In the meantime, the pandemic had hit, and the city went into lockdown. Rebecca’s interview process was done via Zoom. Through Jobsbank, she received support to apply for the job and prepare for the interviews. She passed the first test; then passed the second.
And then she got the phone call.
“That moment when they told me I got the job, I felt the relief you feel when you are carrying something across. It was the same relief I felt when I gave birth to my children.”
It was a hospitality role in the VIP section, giving directions and helping visitors.
“I felt like I was coming back to life. Those three weeks with the Australian Open were enough for me to feel some self-value returning to my system,” says Rebecca. She then applied via Jobsbank for a role at the Grand Prix. Unfortunately, the event was cancelled before hires could be made.
But Jobsbank came back to her with a job offer to work with employee candidates in special events.

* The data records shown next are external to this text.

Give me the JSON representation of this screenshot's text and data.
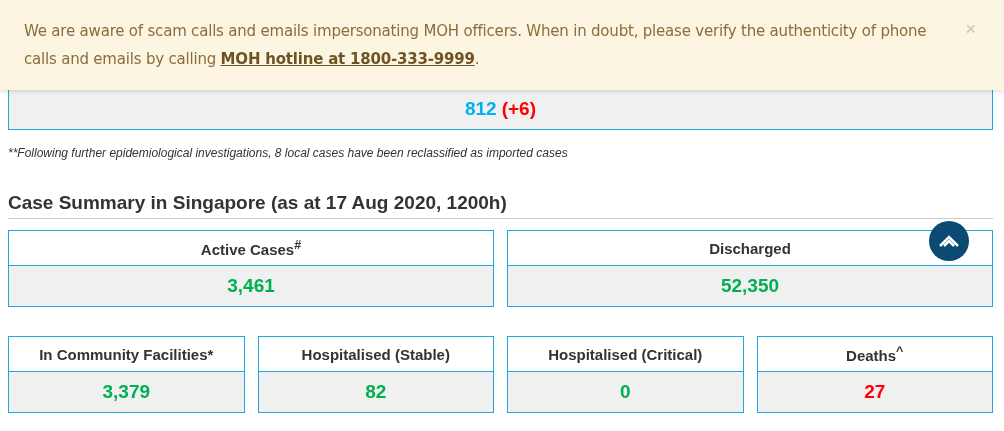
{
  "alert": {
    "text": "We are aware of scam calls and emails impersonating MOH officers. When in doubt, please verify the authenticity of phone calls and emails by calling ",
    "link": "MOH hotline at 1800-333-9999",
    "tail": ".",
    "close": "×"
  },
  "top_card": {
    "parts": [
      {
        "text": "812",
        "color": "#00b0f0"
      },
      {
        "text": "(+6)",
        "color": "#ff0000"
      }
    ]
  },
  "footnote": "**Following further epidemiological investigations, 8 local cases have been reclassified as imported cases",
  "heading": "Case Summary in Singapore (as at 17 Aug 2020, 1200h)",
  "rows": [
    [
      {
        "label": "Active Cases$^{#}$",
        "value": "3,461",
        "color": "#00b050"
      },
      {
        "label": "Discharged",
        "value": "52,350",
        "color": "#00b050"
      }
    ],
    [
      {
        "label": "In Community Facilities*",
        "value": "3,379",
        "color": "#00b050"
      },
      {
        "label": "Hospitalised (Stable)",
        "value": "82",
        "color": "#00b050"
      },
      {
        "label": "Hospitalised (Critical)",
        "value": "0",
        "color": "#00b050"
      },
      {
        "label": "Deaths$^{^}$",
        "value": "27",
        "color": "#ff0000"
      }
    ]
  ]
}
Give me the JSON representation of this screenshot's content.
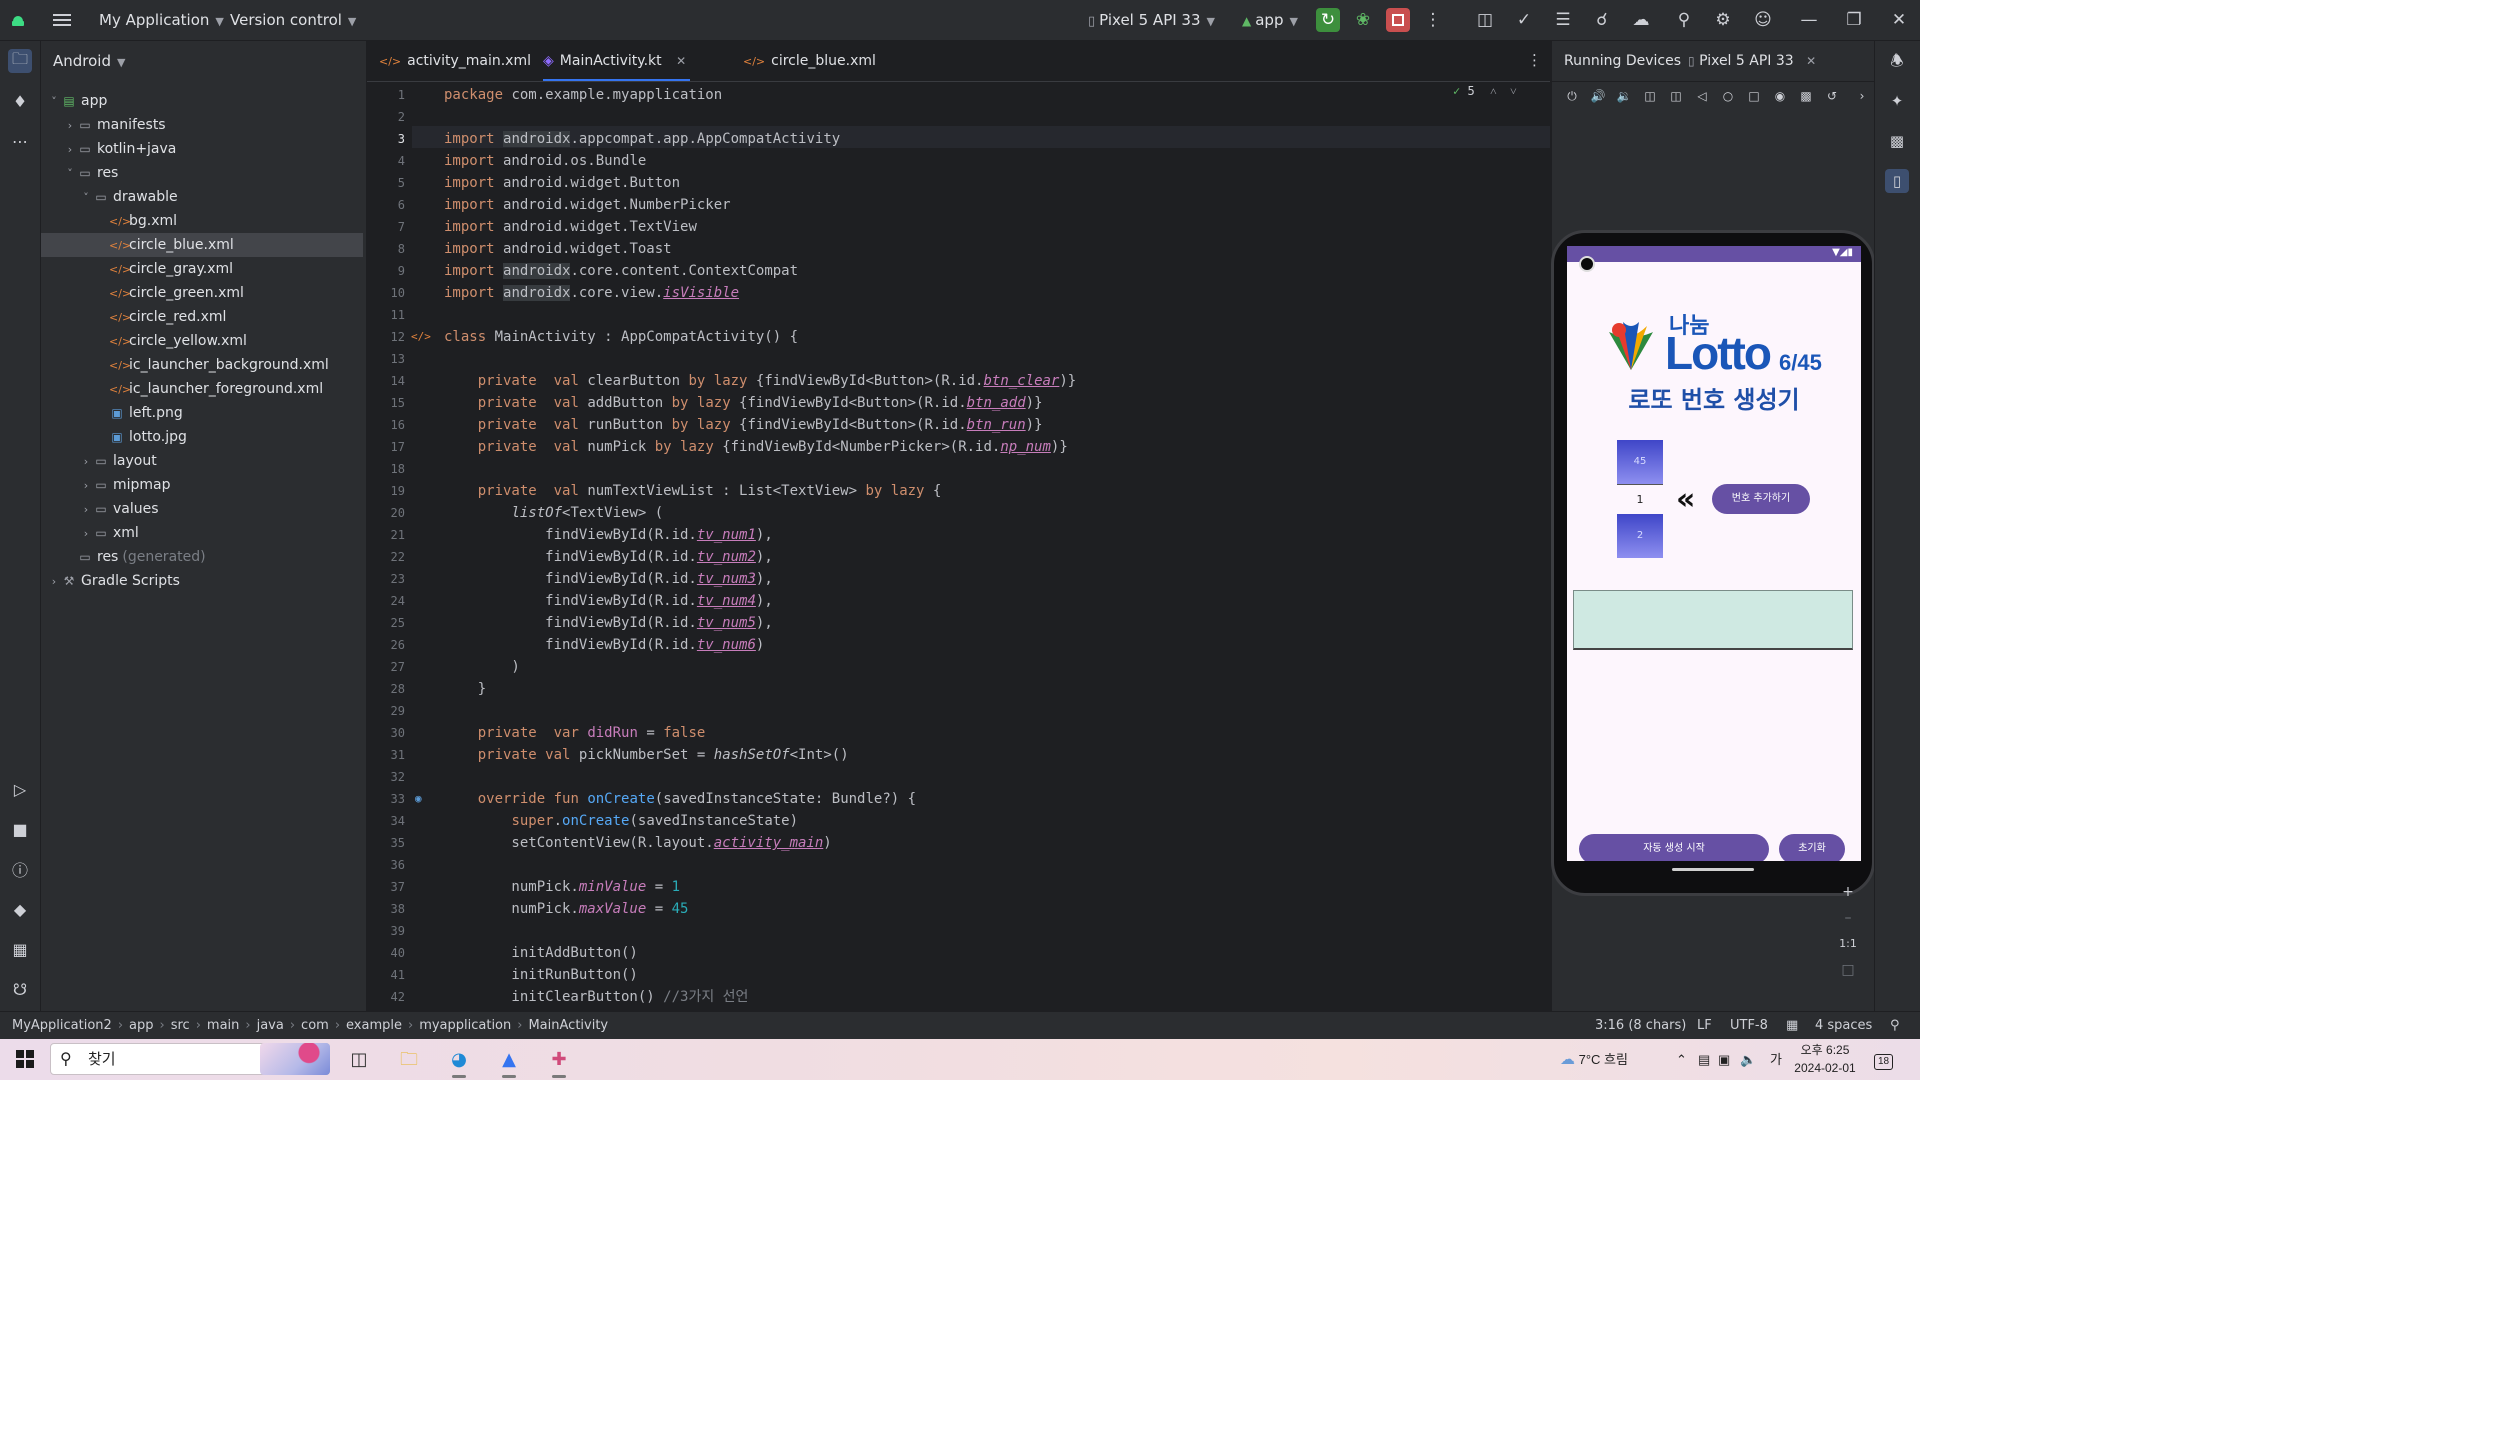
{
  "titlebar": {
    "project": "My Application",
    "vcs": "Version control",
    "device": "Pixel 5 API 33",
    "run_config": "app"
  },
  "project_panel": {
    "view": "Android",
    "tree": [
      {
        "label": "app",
        "depth": 0,
        "kind": "module",
        "expanded": true
      },
      {
        "label": "manifests",
        "depth": 1,
        "kind": "folder",
        "expanded": false
      },
      {
        "label": "kotlin+java",
        "depth": 1,
        "kind": "folder",
        "expanded": false
      },
      {
        "label": "res",
        "depth": 1,
        "kind": "folder",
        "expanded": true
      },
      {
        "label": "drawable",
        "depth": 2,
        "kind": "folder",
        "expanded": true
      },
      {
        "label": "bg.xml",
        "depth": 3,
        "kind": "xml"
      },
      {
        "label": "circle_blue.xml",
        "depth": 3,
        "kind": "xml",
        "selected": true
      },
      {
        "label": "circle_gray.xml",
        "depth": 3,
        "kind": "xml"
      },
      {
        "label": "circle_green.xml",
        "depth": 3,
        "kind": "xml"
      },
      {
        "label": "circle_red.xml",
        "depth": 3,
        "kind": "xml"
      },
      {
        "label": "circle_yellow.xml",
        "depth": 3,
        "kind": "xml"
      },
      {
        "label": "ic_launcher_background.xml",
        "depth": 3,
        "kind": "xml"
      },
      {
        "label": "ic_launcher_foreground.xml",
        "depth": 3,
        "kind": "xml"
      },
      {
        "label": "left.png",
        "depth": 3,
        "kind": "image"
      },
      {
        "label": "lotto.jpg",
        "depth": 3,
        "kind": "image"
      },
      {
        "label": "layout",
        "depth": 2,
        "kind": "folder",
        "expanded": false
      },
      {
        "label": "mipmap",
        "depth": 2,
        "kind": "folder",
        "expanded": false
      },
      {
        "label": "values",
        "depth": 2,
        "kind": "folder",
        "expanded": false
      },
      {
        "label": "xml",
        "depth": 2,
        "kind": "folder",
        "expanded": false
      },
      {
        "label": "res",
        "suffix": "(generated)",
        "depth": 1,
        "kind": "folder-plain"
      },
      {
        "label": "Gradle Scripts",
        "depth": 0,
        "kind": "gradle",
        "expanded": false
      }
    ]
  },
  "editor": {
    "tabs": [
      {
        "label": "activity_main.xml",
        "icon": "xml-icon",
        "active": false
      },
      {
        "label": "MainActivity.kt",
        "icon": "kotlin-icon",
        "active": true
      },
      {
        "label": "circle_blue.xml",
        "icon": "xml-icon",
        "active": false
      }
    ],
    "inspection_count": "5",
    "current_line": 3,
    "lines": [
      "package com.example.myapplication",
      "",
      "import androidx.appcompat.app.AppCompatActivity",
      "import android.os.Bundle",
      "import android.widget.Button",
      "import android.widget.NumberPicker",
      "import android.widget.TextView",
      "import android.widget.Toast",
      "import androidx.core.content.ContextCompat",
      "import androidx.core.view.isVisible",
      "",
      "class MainActivity : AppCompatActivity() {",
      "",
      "    private  val clearButton by lazy {findViewById<Button>(R.id.btn_clear)}",
      "    private  val addButton by lazy {findViewById<Button>(R.id.btn_add)}",
      "    private  val runButton by lazy {findViewById<Button>(R.id.btn_run)}",
      "    private  val numPick by lazy {findViewById<NumberPicker>(R.id.np_num)}",
      "",
      "    private  val numTextViewList : List<TextView> by lazy {",
      "        listOf<TextView> (",
      "            findViewById(R.id.tv_num1),",
      "            findViewById(R.id.tv_num2),",
      "            findViewById(R.id.tv_num3),",
      "            findViewById(R.id.tv_num4),",
      "            findViewById(R.id.tv_num5),",
      "            findViewById(R.id.tv_num6)",
      "        )",
      "    }",
      "",
      "    private  var didRun = false",
      "    private val pickNumberSet = hashSetOf<Int>()",
      "",
      "    override fun onCreate(savedInstanceState: Bundle?) {",
      "        super.onCreate(savedInstanceState)",
      "        setContentView(R.layout.activity_main)",
      "",
      "        numPick.minValue = 1",
      "        numPick.maxValue = 45",
      "",
      "        initAddButton()",
      "        initRunButton()",
      "        initClearButton() //3가지 선언"
    ]
  },
  "devices": {
    "panel_title": "Running Devices",
    "device_tab": "Pixel 5 API 33",
    "zoom_label": "1:1"
  },
  "app": {
    "logo_text_top": "나눔",
    "logo_text": "Lotto",
    "logo_suffix": "6/45",
    "title": "로또 번호 생성기",
    "picker_above": "45",
    "picker_value": "1",
    "picker_below": "2",
    "add_button": "번호 추가하기",
    "run_button": "자동 생성 시작",
    "clear_button": "초기화"
  },
  "statusbar": {
    "breadcrumbs": [
      "MyApplication2",
      "app",
      "src",
      "main",
      "java",
      "com",
      "example",
      "myapplication",
      "MainActivity"
    ],
    "position": "3:16 (8 chars)",
    "line_sep": "LF",
    "encoding": "UTF-8",
    "indent": "4 spaces"
  },
  "taskbar": {
    "search_placeholder": "찾기",
    "weather": "7°C  흐림",
    "ime": "가",
    "time": "오후 6:25",
    "date": "2024-02-01",
    "notifications": "18"
  },
  "colors": {
    "ide_bg": "#1e1f22",
    "panel_bg": "#2b2d30",
    "accent": "#3574f0",
    "app_primary": "#6650a4",
    "app_title": "#1f4fa8"
  }
}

“My first reaction was, ‘but my English is not good enough’,” she remembers. “But nothing seems too difficult for the Business Engagement team. They said, ‘let’s try it out, we’ll start small, and you will have someone to help you with the language.”
The emotion this time was different.
“I felt that I can now cross the bridge. I can continue my way. I was overwhelmed with joy.”
Since then, Rebecca has been working at Jobsbank, building the profiles of candidates and supporting them during Special Event Projects. “I know we cannot fix humans, but we can fix the things around them,’ she says. ‘When I talk to people, I can tell which one is really struggling. That’s why every little story of success gives me joy that is difficult to put in words.”
This story appears in Jobsbank’s forthcoming Annual Report 2020-2021. Keep an eye on the website or sign up to our mailing list in the footer below for more details.